>>>>>

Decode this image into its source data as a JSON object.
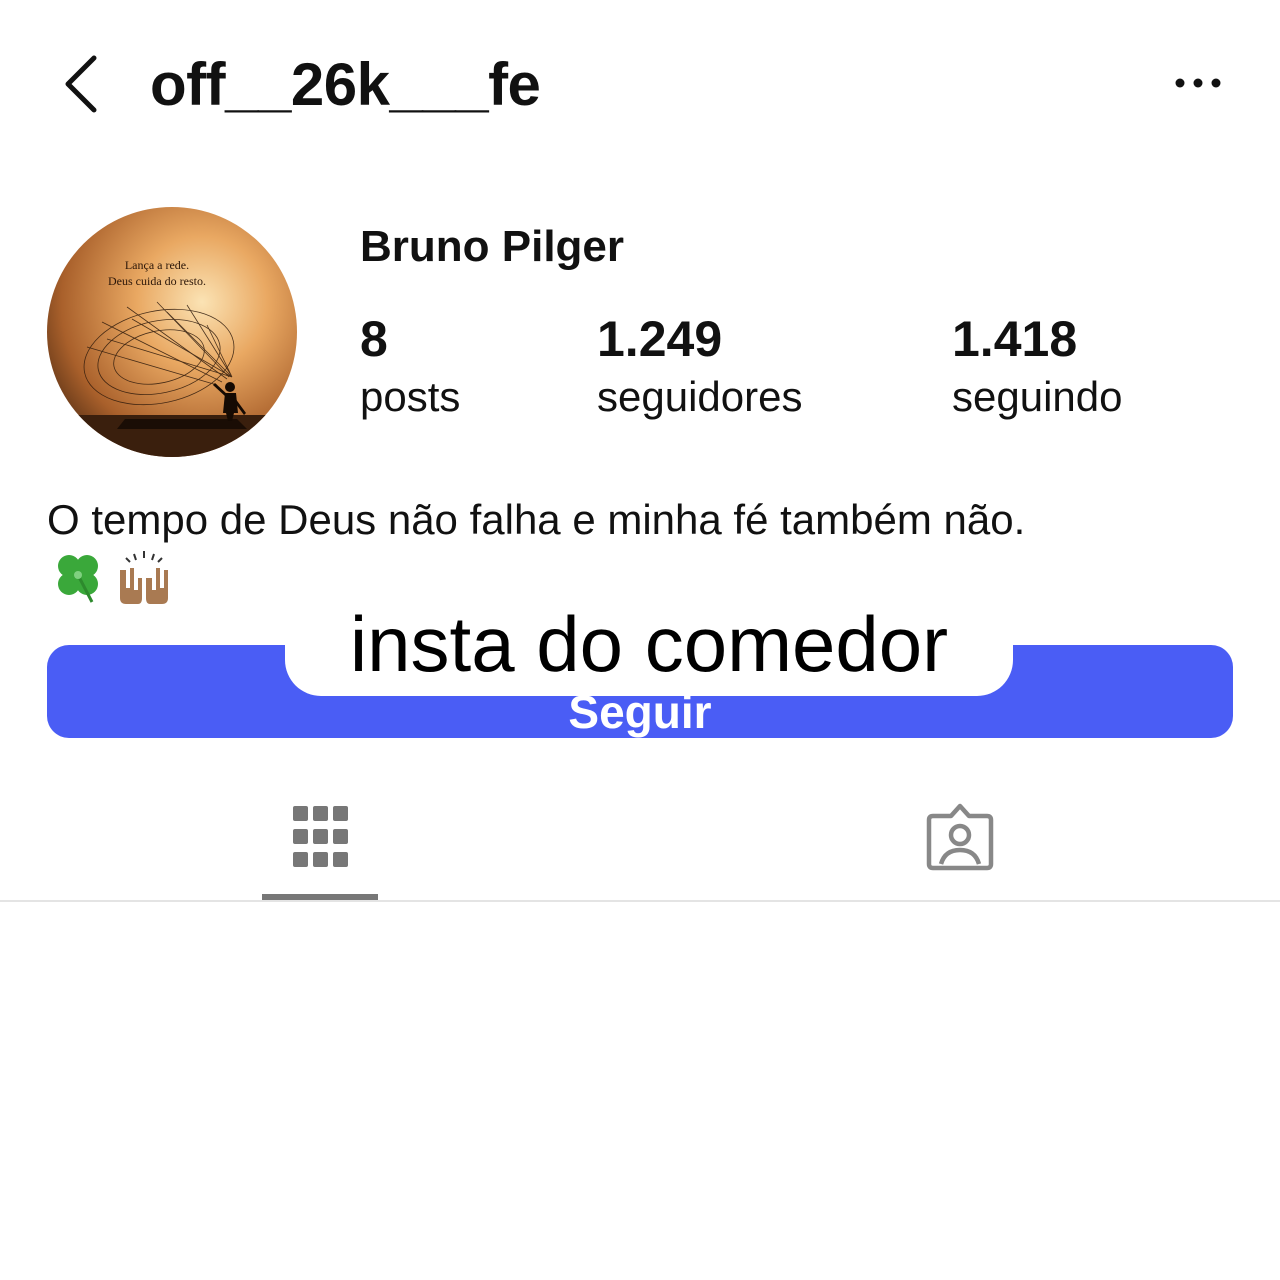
{
  "header": {
    "username": "off__26k___fe",
    "back_icon": "chevron-left-icon",
    "more_icon": "more-horizontal-icon"
  },
  "profile": {
    "display_name": "Bruno Pilger",
    "avatar": {
      "line1": "Lança a rede.",
      "line2": "Deus cuida do resto."
    },
    "stats": {
      "posts": {
        "value": "8",
        "label": "posts"
      },
      "followers": {
        "value": "1.249",
        "label": "seguidores"
      },
      "following": {
        "value": "1.418",
        "label": "seguindo"
      }
    },
    "bio": "O tempo de Deus não falha e minha fé também não.",
    "bio_emojis": [
      "four-leaf-clover",
      "raising-hands"
    ]
  },
  "follow_button": {
    "label": "Seguir",
    "color": "#4a5df5"
  },
  "overlay_caption": "insta do comedor",
  "tabs": [
    {
      "name": "posts-grid",
      "icon": "grid-icon",
      "active": true
    },
    {
      "name": "tagged",
      "icon": "tagged-person-icon",
      "active": false
    }
  ]
}
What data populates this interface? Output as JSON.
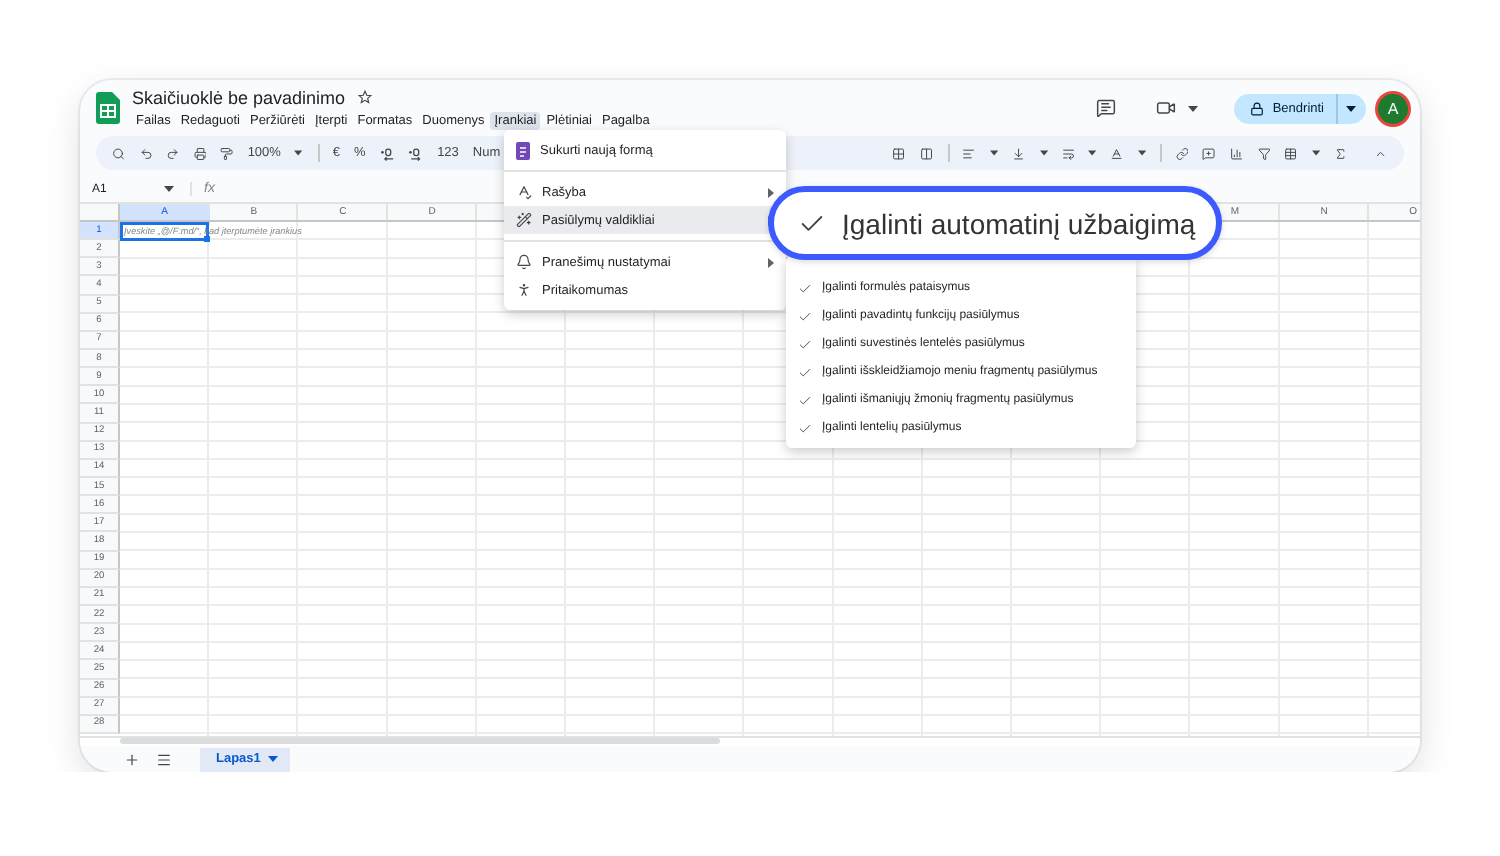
{
  "window": {
    "title": "Skaičiuoklė be pavadinimo"
  },
  "menu_bar": [
    {
      "label": "Failas",
      "selected": false
    },
    {
      "label": "Redaguoti",
      "selected": false
    },
    {
      "label": "Peržiūrėti",
      "selected": false
    },
    {
      "label": "Įterpti",
      "selected": false
    },
    {
      "label": "Formatas",
      "selected": false
    },
    {
      "label": "Duomenys",
      "selected": false
    },
    {
      "label": "Įrankiai",
      "selected": true
    },
    {
      "label": "Plėtiniai",
      "selected": false
    },
    {
      "label": "Pagalba",
      "selected": false
    }
  ],
  "header_actions": {
    "share_button": "Bendrinti",
    "avatar": "A"
  },
  "toolbar": {
    "zoom": "100%",
    "currency": "€",
    "percent": "%",
    "number_format": "123",
    "font_partial": "Num"
  },
  "formula_bar": {
    "name_box": "A1",
    "fx": "fx"
  },
  "sheet": {
    "columns_left": [
      {
        "label": "A",
        "selected": true
      },
      {
        "label": "B",
        "selected": false
      },
      {
        "label": "C",
        "selected": false
      },
      {
        "label": "D",
        "selected": false
      }
    ],
    "columns_right": [
      {
        "label": "M",
        "selected": false
      },
      {
        "label": "N",
        "selected": false
      },
      {
        "label": "O",
        "selected": false
      }
    ],
    "rows": [
      {
        "label": "1",
        "selected": true
      },
      {
        "label": "2",
        "selected": false
      },
      {
        "label": "3",
        "selected": false
      },
      {
        "label": "4",
        "selected": false
      },
      {
        "label": "5",
        "selected": false
      },
      {
        "label": "6",
        "selected": false
      },
      {
        "label": "7",
        "selected": false
      },
      {
        "label": "8",
        "selected": false
      },
      {
        "label": "9",
        "selected": false
      },
      {
        "label": "10",
        "selected": false
      },
      {
        "label": "11",
        "selected": false
      },
      {
        "label": "12",
        "selected": false
      },
      {
        "label": "13",
        "selected": false
      },
      {
        "label": "14",
        "selected": false
      },
      {
        "label": "15",
        "selected": false
      },
      {
        "label": "16",
        "selected": false
      },
      {
        "label": "17",
        "selected": false
      },
      {
        "label": "18",
        "selected": false
      },
      {
        "label": "19",
        "selected": false
      },
      {
        "label": "20",
        "selected": false
      },
      {
        "label": "21",
        "selected": false
      },
      {
        "label": "22",
        "selected": false
      },
      {
        "label": "23",
        "selected": false
      },
      {
        "label": "24",
        "selected": false
      },
      {
        "label": "25",
        "selected": false
      },
      {
        "label": "26",
        "selected": false
      },
      {
        "label": "27",
        "selected": false
      },
      {
        "label": "28",
        "selected": false
      }
    ],
    "cell_hint": "Įveskite „@/F:md/“, kad įterptumėte įrankius"
  },
  "tools_menu": [
    {
      "kind": "item",
      "label": "Sukurti naują formą",
      "has_submenu": false,
      "selected": false
    },
    {
      "kind": "divider"
    },
    {
      "kind": "item",
      "label": "Rašyba",
      "has_submenu": true,
      "selected": false
    },
    {
      "kind": "item",
      "label": "Pasiūlymų valdikliai",
      "has_submenu": true,
      "selected": true
    },
    {
      "kind": "divider"
    },
    {
      "kind": "item",
      "label": "Pranešimų nustatymai",
      "has_submenu": true,
      "selected": false
    },
    {
      "kind": "item",
      "label": "Pritaikomumas",
      "has_submenu": false,
      "selected": false
    }
  ],
  "suggestions_submenu": {
    "highlighted": {
      "label": "Įgalinti automatinį užbaigimą",
      "checked": true
    },
    "items": [
      {
        "label": "Įgalinti formulės pataisymus",
        "checked": true
      },
      {
        "label": "Įgalinti pavadintų funkcijų pasiūlymus",
        "checked": true
      },
      {
        "label": "Įgalinti suvestinės lentelės pasiūlymus",
        "checked": true
      },
      {
        "label": "Įgalinti išskleidžiamojo meniu fragmentų pasiūlymus",
        "checked": true
      },
      {
        "label": "Įgalinti išmaniųjų žmonių fragmentų pasiūlymus",
        "checked": true
      },
      {
        "label": "Įgalinti lentelių pasiūlymus",
        "checked": true
      }
    ]
  },
  "sheet_tabs": [
    {
      "label": "Lapas1",
      "selected": true
    }
  ]
}
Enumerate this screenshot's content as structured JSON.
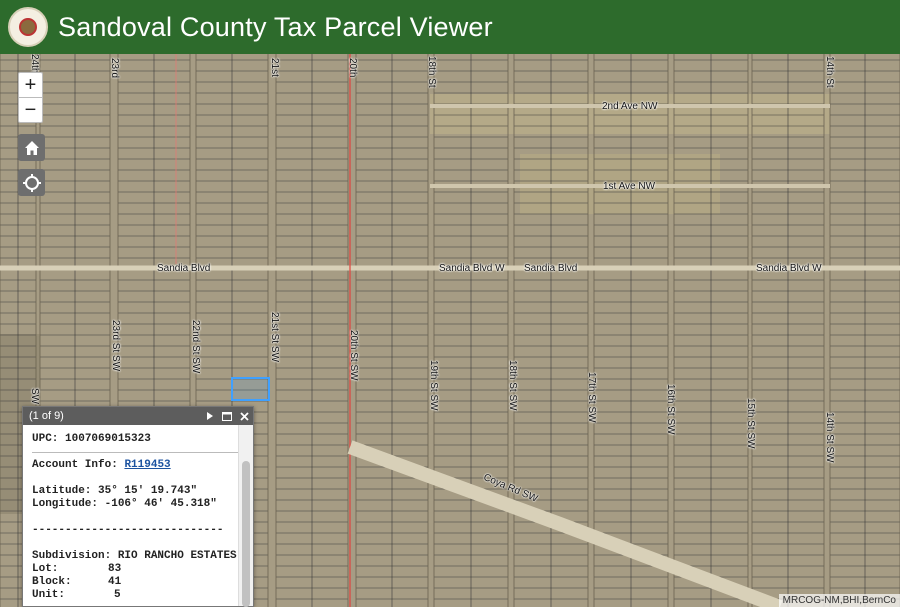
{
  "header": {
    "title": "Sandoval County Tax Parcel Viewer"
  },
  "map": {
    "attribution": "MRCOG-NM,BHI,BernCo",
    "streets_horizontal": [
      {
        "id": "2nd-ave-nw",
        "label": "2nd Ave NW"
      },
      {
        "id": "1st-ave-nw",
        "label": "1st Ave NW"
      },
      {
        "id": "sandia-blvd-left",
        "label": "Sandia Blvd"
      },
      {
        "id": "sandia-blvd-w-1",
        "label": "Sandia Blvd W"
      },
      {
        "id": "sandia-blvd-mid",
        "label": "Sandia Blvd"
      },
      {
        "id": "sandia-blvd-w-2",
        "label": "Sandia Blvd W"
      },
      {
        "id": "coya-rd-sw",
        "label": "Coya Rd SW"
      }
    ],
    "streets_vertical": [
      {
        "id": "24th-top",
        "label": "24th"
      },
      {
        "id": "23rd-top",
        "label": "23rd"
      },
      {
        "id": "21st-top",
        "label": "21st"
      },
      {
        "id": "20th-top",
        "label": "20th"
      },
      {
        "id": "18th-st-top",
        "label": "18th St"
      },
      {
        "id": "14th-st-top",
        "label": "14th St"
      },
      {
        "id": "23rd-st-sw",
        "label": "23rd St SW"
      },
      {
        "id": "22nd-st-sw",
        "label": "22nd St SW"
      },
      {
        "id": "21st-st-sw",
        "label": "21st St SW"
      },
      {
        "id": "20th-st-sw",
        "label": "20th St SW"
      },
      {
        "id": "19th-st-sw",
        "label": "19th St SW"
      },
      {
        "id": "18th-st-sw",
        "label": "18th St SW"
      },
      {
        "id": "17th-st-sw",
        "label": "17th St SW"
      },
      {
        "id": "16th-st-sw",
        "label": "16th St SW"
      },
      {
        "id": "15th-st-sw",
        "label": "15th St SW"
      },
      {
        "id": "14th-st-sw",
        "label": "14th St SW"
      },
      {
        "id": "sw-left",
        "label": "SW"
      }
    ]
  },
  "controls": {
    "zoom_in": "+",
    "zoom_out": "−",
    "home_icon": "home-icon",
    "locate_icon": "locate-icon"
  },
  "popup": {
    "pager": "(1 of 9)",
    "upc_label": "UPC:",
    "upc_value": "1007069015323",
    "account_label": "Account Info:",
    "account_value": "R119453",
    "latitude_label": "Latitude:",
    "latitude_value": "35° 15' 19.743\"",
    "longitude_label": "Longitude:",
    "longitude_value": "-106° 46' 45.318\"",
    "divider": "-----------------------------",
    "subdivision_label": "Subdivision:",
    "subdivision_value": "RIO RANCHO ESTATES",
    "lot_label": "Lot:",
    "lot_value": "83",
    "block_label": "Block:",
    "block_value": "41",
    "unit_label": "Unit:",
    "unit_value": "5"
  },
  "colors": {
    "header_bg": "#2d6b2c",
    "parcel_line": "#3a3a3a",
    "county_line": "#e0443e",
    "selected_parcel": "#3fa0ff"
  }
}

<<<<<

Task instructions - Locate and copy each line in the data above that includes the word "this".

Response box -
Decode this image into its source data as a JSON object.
What data populates this interface? Output as JSON.
Enumerate this screenshot's content as structured JSON.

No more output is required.